The exercise period for these shares must be 10 years or less following the date of grant, and these shares are eligible for entrepreneur’s relief which is calculated from the date of the grant and can be claimed even if the individual does not hold 5% of the shares in the company.

If the exercise price is at a discount from market value then at the date of grant the individual will be subject to income tax on the difference between the exercise price and market value. Additionally if the company is quoted then the individual will also need to pay Class 1 National Insurance on the shares as they are deemed to be readily convertible to cash.

Once the individual comes to sell their shares they will be taxed based on the proceeds less the market value at the time of the grant.

Non Tax Advantaged Scheme
Set out in ITEPA 2003 Part 7 Chapter 5
If an individual takes share options by any other means, then it will not be tax advantaged, and will be subject to the normal rules which are as follows:

Income tax is charged on the exercise of the non- tax-advantaged option on the difference between the market value of the shares at the date of exercise and the amount paid for the shares under the option. It is important to note that employees wishing to retain their shares rather than sell them immediately following exercise may experience cash flow problems in paying for the shares. This may encourage sales of shares by employees to enable them to pay the option price and/or their tax liabilities.

If the shares acquired are readily convertible to cash the company will be obliged to account for these income tax liabilities through the PAYE system. Both employee Class 1 (at 12%/2%) and Employers Class 1 NIC (at 13.8%) will also be due on exercise of the option where the shares acquired are readily convertible. However, it is possible for the option to be granted subject to the condition that the employee agrees to bear the employer’s NIC liability.

It is also worth noting that if the shares are not readily convertible to cash, then the tax will be payable via self assessment and there will be no charge to National Insurance, either for the employee or the employer.

Capital gains tax will only be applicable from the date the options are exercised. Therefore, if the options are exercised and sold immediately, the full gain arising will have been subject to income tax so no capital gains tax will be due. Alternatively, if the shares are retained after exercise any future growth in value will be subject to capital gains tax on disposal, calculated as the proceeds less the market value at date of exercise.

Additional Information
In addition to the above referenced HMRC Manuals and Legislation, Bloomsbury have also published a book “Employee Share Schemes” which is available online:

Tax Advantaged Share Scheme Illustration

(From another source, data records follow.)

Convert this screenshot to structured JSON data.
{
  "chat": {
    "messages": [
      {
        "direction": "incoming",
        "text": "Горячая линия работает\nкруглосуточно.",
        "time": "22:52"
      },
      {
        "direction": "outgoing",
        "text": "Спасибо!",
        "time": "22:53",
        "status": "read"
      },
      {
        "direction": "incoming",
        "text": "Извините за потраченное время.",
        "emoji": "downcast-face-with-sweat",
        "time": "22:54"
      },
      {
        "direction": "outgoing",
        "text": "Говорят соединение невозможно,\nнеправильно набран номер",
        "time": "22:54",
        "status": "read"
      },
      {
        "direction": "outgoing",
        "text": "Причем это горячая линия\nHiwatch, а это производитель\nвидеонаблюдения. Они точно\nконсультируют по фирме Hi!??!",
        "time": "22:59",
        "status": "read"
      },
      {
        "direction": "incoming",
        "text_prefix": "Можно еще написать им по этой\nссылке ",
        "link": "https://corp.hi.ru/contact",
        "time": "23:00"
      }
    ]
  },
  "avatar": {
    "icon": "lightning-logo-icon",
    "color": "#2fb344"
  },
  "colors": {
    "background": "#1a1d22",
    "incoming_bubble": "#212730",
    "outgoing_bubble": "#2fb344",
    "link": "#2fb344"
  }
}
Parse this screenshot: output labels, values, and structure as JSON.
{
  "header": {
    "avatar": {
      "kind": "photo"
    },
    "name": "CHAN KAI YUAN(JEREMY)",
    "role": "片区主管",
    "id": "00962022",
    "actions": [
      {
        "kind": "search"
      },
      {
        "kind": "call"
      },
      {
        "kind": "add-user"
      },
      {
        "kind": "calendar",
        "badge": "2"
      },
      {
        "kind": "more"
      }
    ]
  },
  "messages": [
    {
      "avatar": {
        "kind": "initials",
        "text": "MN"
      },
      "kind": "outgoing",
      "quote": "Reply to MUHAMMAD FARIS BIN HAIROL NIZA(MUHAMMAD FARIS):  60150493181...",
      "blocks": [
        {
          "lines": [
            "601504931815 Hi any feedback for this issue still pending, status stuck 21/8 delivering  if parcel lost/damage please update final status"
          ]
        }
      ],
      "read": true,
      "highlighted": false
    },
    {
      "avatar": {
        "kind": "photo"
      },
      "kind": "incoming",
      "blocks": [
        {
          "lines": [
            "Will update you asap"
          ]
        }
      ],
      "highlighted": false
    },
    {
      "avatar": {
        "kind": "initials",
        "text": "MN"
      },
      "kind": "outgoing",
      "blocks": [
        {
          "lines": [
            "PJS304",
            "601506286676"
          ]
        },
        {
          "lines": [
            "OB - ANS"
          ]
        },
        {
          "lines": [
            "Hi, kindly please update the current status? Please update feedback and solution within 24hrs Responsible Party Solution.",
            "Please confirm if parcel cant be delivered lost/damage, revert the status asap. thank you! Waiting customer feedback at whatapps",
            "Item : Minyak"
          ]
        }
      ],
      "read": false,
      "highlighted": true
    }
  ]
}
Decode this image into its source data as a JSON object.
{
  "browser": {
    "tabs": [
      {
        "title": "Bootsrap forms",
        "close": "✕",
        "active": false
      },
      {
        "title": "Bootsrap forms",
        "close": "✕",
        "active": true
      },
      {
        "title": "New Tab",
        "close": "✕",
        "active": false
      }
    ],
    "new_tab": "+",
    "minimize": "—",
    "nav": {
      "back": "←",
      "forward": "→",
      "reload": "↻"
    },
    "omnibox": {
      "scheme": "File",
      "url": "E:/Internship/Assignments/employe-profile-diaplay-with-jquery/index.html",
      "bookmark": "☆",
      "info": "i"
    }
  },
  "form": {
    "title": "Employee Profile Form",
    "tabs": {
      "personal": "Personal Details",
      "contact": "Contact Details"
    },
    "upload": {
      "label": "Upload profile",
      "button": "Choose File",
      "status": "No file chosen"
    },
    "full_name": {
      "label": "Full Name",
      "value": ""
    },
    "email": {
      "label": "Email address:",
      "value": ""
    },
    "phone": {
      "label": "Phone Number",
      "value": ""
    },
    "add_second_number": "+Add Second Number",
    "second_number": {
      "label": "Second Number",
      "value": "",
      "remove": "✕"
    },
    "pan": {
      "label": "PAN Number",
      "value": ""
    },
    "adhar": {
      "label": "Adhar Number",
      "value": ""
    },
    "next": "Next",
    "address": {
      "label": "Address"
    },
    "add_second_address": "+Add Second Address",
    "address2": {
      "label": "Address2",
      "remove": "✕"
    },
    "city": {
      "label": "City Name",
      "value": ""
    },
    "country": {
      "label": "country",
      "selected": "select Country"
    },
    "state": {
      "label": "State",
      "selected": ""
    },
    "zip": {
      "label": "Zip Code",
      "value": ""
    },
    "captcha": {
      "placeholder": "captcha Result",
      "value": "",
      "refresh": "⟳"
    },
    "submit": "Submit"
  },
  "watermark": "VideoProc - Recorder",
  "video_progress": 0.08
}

Say an employee is granted the option with an exercise price of £3 on 1 September 2018 (when the MV of the share is £3). They then exercise the option and buy one share on 31 March 2019 when the MV for the shares is £5. They then sell the share on 1 September 2019 when the MV has risen to £8.